Thus, where vaccination for smallpox could show the superiority of Western medicine over Ayurveda and Unani medicine, Western science could not claim any victory here. In fact, often enough Western doctors employed Indian medicines in trying to cure cholera, hoping that since it had an Indian origin, local medicines might prove to be more effective. For example, in 1817, the Bengal Medical Board, recommended almost the same medicines as the local vaidyas and hakims in dealing with cholera, with the use of calomel, epsom, black pepper or senna. Thus, as Arnold concludes, “The distinction between ‘Europe’ and ‘Native’ medicine, in terms of its practice and practitioners, cannot, therefore, have appeared very great.”
Despite the lack of a clear cholera goddess (Ola Devi was at times invoked, but it seems that her remit was much larger than just one disease), there were several local responses to cholera. In some places, cholera was seen as result of divine wrath like in Bundlekand where its outbreak in 1817 was reasoned to be the result of the British troops eating beef and defiling the sacred grove of Hurdou Lal, the son of a local raja. Subsequently, Hurdou Lal was worshipped as a local deity.
In other places varied local religious explanations were sought, and in northern Konkan even Christians developed some local ritual, much to the chagrin of their local Catholic priest who saw idolatry in it. In some parts of northern India, some human ‘scapegoat,’ like a chamar or prostitute was also cast out of the village in order to placate deities and as a protection against the disease.
In terms of medical help, with the absence of a clear cure, Indian preferred their own methods than any recourse to Western medicine. In Madras for example, the several temporary hospitals set up by the government in 1819 went empty because, as noted by the Medical Board, locals ”evinced a great reluctance to reside in them even for a day.” In the Punjab, it was noted that a lot of people hid the incidence of cholera within their families for fear of being quarantined.

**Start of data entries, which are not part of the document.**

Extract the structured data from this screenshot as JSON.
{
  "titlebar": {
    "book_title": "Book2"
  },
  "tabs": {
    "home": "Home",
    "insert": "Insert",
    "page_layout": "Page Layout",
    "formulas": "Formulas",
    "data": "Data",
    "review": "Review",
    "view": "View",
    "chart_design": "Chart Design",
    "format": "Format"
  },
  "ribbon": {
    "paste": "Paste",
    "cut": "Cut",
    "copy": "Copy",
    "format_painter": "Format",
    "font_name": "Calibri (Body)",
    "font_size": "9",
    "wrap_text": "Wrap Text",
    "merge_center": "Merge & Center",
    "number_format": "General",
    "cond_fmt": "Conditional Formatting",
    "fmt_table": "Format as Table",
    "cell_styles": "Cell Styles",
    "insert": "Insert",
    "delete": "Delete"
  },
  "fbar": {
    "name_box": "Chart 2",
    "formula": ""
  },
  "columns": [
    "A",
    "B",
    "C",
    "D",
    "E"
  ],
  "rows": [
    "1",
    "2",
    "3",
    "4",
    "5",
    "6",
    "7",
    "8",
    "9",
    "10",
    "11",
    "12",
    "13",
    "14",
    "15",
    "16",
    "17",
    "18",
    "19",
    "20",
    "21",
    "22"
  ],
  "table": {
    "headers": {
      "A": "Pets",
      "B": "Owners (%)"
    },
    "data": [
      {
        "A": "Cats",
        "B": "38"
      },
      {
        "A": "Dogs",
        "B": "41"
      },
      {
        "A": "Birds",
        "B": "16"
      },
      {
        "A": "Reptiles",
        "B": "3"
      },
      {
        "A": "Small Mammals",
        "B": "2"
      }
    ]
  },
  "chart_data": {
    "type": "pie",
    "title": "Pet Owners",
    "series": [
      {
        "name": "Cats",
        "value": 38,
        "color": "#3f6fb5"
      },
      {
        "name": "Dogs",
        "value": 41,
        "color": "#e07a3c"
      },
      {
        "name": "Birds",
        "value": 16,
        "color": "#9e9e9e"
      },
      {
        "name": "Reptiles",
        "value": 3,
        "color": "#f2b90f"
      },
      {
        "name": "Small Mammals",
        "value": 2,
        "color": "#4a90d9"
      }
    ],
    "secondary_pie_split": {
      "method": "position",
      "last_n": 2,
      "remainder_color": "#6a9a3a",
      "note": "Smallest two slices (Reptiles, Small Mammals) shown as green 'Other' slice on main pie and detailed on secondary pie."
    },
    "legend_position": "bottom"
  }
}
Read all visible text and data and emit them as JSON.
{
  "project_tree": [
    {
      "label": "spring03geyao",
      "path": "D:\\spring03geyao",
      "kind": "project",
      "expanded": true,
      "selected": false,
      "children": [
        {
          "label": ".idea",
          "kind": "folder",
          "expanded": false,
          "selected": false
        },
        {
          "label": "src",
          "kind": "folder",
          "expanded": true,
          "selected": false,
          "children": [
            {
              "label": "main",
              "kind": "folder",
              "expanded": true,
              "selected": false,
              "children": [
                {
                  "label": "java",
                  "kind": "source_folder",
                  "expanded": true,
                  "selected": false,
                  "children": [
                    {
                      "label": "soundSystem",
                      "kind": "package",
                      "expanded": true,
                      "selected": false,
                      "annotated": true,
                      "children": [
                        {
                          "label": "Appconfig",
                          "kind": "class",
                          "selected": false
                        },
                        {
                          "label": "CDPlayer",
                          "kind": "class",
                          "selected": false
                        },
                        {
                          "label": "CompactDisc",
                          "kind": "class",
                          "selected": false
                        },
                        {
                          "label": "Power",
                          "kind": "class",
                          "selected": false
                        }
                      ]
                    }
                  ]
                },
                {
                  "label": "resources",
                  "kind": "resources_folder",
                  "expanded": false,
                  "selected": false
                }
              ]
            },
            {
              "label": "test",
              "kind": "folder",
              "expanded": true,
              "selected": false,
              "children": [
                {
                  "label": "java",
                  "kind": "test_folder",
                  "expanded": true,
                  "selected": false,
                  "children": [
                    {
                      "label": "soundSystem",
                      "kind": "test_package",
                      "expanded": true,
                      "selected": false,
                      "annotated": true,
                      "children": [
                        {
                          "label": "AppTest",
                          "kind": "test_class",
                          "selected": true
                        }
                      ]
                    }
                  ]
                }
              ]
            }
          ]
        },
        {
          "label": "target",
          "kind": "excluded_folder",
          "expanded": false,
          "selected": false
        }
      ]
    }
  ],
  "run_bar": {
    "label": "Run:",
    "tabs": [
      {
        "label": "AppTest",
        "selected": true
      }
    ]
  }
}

Cholera eventually declined in British India, though mainly in the cities, due to the introduction of better sanitary conditions. In cities like Calcutta where between 1841 and 1865 there were anywhere between 2,000-7,000 deaths per year due to cholera, after the introduction of a new sewage system and piped water in 1869, deaths only crossed 3,000 once till 1900.
Similarly, in the Punjab several measures were taken to improve sanitation leading to a much-reduced death rate. For example, in 1875 bathing on wells was prohibited, while in 1879 the Punjab Sanitary Commissioner directed local officials to keep city wells and tanks lined and clean. By 1908, people were being actively encouraged to drink boiled water.
But cholera continued to remain a widespread rural phenomenon, despite some improvement in sanitation. It only increased in cities when in years of famine rural populations flocked to the urban centres. In fact, in India, cholera often spiked during famine due to not just unsanitary conditions but also malnutrition and general weak health. This strong connection between disease and social disruptions, sadly, still remains a major cause of its prevalence in South Asia.
(To be concluded)